§ Goal of the exercise:
Copy out every record below, word for word.

═════ The data

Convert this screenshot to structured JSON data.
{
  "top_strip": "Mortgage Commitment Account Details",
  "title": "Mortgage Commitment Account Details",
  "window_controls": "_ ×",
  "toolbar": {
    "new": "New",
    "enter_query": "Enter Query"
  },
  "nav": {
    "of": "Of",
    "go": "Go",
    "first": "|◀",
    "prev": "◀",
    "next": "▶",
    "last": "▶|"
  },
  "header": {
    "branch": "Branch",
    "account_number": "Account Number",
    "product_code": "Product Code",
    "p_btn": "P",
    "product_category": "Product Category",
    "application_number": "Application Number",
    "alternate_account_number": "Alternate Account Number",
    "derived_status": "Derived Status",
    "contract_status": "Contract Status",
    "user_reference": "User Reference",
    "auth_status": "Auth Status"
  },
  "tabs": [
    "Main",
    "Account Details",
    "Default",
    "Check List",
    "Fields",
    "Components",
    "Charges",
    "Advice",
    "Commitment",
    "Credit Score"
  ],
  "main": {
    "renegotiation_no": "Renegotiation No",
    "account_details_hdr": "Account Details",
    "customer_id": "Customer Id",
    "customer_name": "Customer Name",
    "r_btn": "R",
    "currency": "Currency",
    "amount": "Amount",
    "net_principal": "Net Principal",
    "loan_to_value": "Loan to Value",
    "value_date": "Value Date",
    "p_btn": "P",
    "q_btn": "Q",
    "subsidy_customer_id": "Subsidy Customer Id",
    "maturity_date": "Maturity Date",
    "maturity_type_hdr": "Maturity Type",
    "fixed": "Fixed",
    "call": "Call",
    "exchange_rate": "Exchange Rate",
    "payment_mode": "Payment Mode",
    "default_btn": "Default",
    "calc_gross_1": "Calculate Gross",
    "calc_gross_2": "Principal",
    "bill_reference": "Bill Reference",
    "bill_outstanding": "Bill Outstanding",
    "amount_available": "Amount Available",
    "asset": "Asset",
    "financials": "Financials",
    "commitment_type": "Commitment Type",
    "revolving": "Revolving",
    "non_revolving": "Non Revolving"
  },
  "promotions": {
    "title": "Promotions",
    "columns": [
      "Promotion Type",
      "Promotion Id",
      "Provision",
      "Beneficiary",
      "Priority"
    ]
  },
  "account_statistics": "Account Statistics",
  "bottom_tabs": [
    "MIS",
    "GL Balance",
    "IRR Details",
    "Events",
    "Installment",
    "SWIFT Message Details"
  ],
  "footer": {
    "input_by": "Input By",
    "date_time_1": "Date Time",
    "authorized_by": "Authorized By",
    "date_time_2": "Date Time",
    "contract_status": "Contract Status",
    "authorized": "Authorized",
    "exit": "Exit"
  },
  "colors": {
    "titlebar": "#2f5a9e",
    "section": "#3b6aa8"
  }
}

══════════

§ The answer:
Convert this screenshot to structured JSON data.
{
  "top_strip": "Mortgage Commitment Account Details",
  "title": "Mortgage Commitment Account Details",
  "window_controls": "_ ×",
  "toolbar": {
    "new": "New",
    "enter_query": "Enter Query"
  },
  "nav": {
    "of": "Of",
    "go": "Go",
    "first": "|◀",
    "prev": "◀",
    "next": "▶",
    "last": "▶|"
  },
  "header": {
    "branch": "Branch",
    "account_number": "Account Number",
    "product_code": "Product Code",
    "p_btn": "P",
    "product_category": "Product Category",
    "application_number": "Application Number",
    "alternate_account_number": "Alternate Account Number",
    "derived_status": "Derived Status",
    "contract_status": "Contract Status",
    "user_reference": "User Reference",
    "auth_status": "Auth Status"
  },
  "tabs": [
    "Main",
    "Account Details",
    "Default",
    "Check List",
    "Fields",
    "Components",
    "Charges",
    "Advice",
    "Commitment",
    "Credit Score"
  ],
  "main": {
    "renegotiation_no": "Renegotiation No",
    "account_details_hdr": "Account Details",
    "customer_id": "Customer Id",
    "customer_name": "Customer Name",
    "r_btn": "R",
    "currency": "Currency",
    "amount": "Amount",
    "net_principal": "Net Principal",
    "loan_to_value": "Loan to Value",
    "value_date": "Value Date",
    "p_btn": "P",
    "q_btn": "Q",
    "subsidy_customer_id": "Subsidy Customer Id",
    "maturity_date": "Maturity Date",
    "maturity_type_hdr": "Maturity Type",
    "fixed": "Fixed",
    "call": "Call",
    "exchange_rate": "Exchange Rate",
    "payment_mode": "Payment Mode",
    "default_btn": "Default",
    "calc_gross_1": "Calculate Gross",
    "calc_gross_2": "Principal",
    "bill_reference": "Bill Reference",
    "bill_outstanding": "Bill Outstanding",
    "amount_available": "Amount Available",
    "asset": "Asset",
    "financials": "Financials",
    "commitment_type": "Commitment Type",
    "revolving": "Revolving",
    "non_revolving": "Non Revolving"
  },
  "promotions": {
    "title": "Promotions",
    "columns": [
      "Promotion Type",
      "Promotion Id",
      "Provision",
      "Beneficiary",
      "Priority"
    ]
  },
  "account_statistics": "Account Statistics",
  "bottom_tabs": [
    "MIS",
    "GL Balance",
    "IRR Details",
    "Events",
    "Installment",
    "SWIFT Message Details"
  ],
  "footer": {
    "input_by": "Input By",
    "date_time_1": "Date Time",
    "authorized_by": "Authorized By",
    "date_time_2": "Date Time",
    "contract_status": "Contract Status",
    "authorized": "Authorized",
    "exit": "Exit"
  },
  "colors": {
    "titlebar": "#2f5a9e",
    "section": "#3b6aa8"
  }
}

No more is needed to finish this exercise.